Greenland’s Ice Sheets Are Getting Cooked By Ocean Currents

Retreat of Arctic ice has been so dramatic that atlases are being changed. Greenland’s ice sheets are also melting faster than we thought ,not on the surface, but due to currents below the ocean. While the loss of polar sea ice is troubling, the hidden sublimation of Greenland’s ice is of greater concern.
That’s because these continental ice sheets and glaciers hold up to 90 per cent of our fresh water on Earth. As Greenland’s ice warms in the summer, it pushes its way down through fjords and towards the ocean, where some of it breaks off into the sea. This is, of course, happening at an accelerated rate, too, an iceberg the size of Manhattan calved off of Greenland last week.
When the ice hits the ocean at sea level, it doesn’t melt that quickly, the water is literally ice-cold. But as NASA glaciologists looked deeper beneath the water, they saw that the thicker ice sheets were being carved away faster and more dramatically than they expected by warm currents pushing up from the tropics.

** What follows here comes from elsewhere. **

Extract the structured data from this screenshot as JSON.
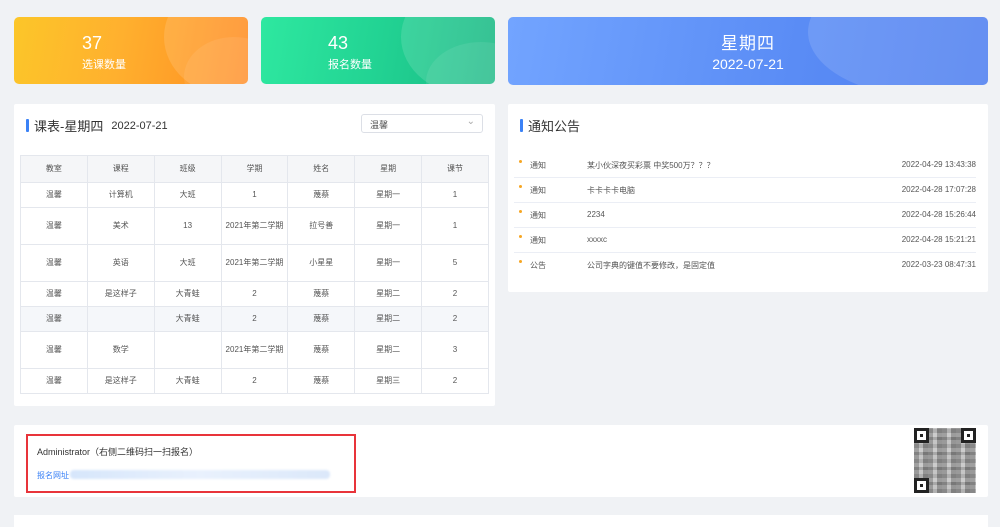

We learned that the Earth’s sea levels are locked into an inevitable 3-foot rise even without any intervention. Losing all of Greenland’s ice would automatically raise the sea level another 23 feet.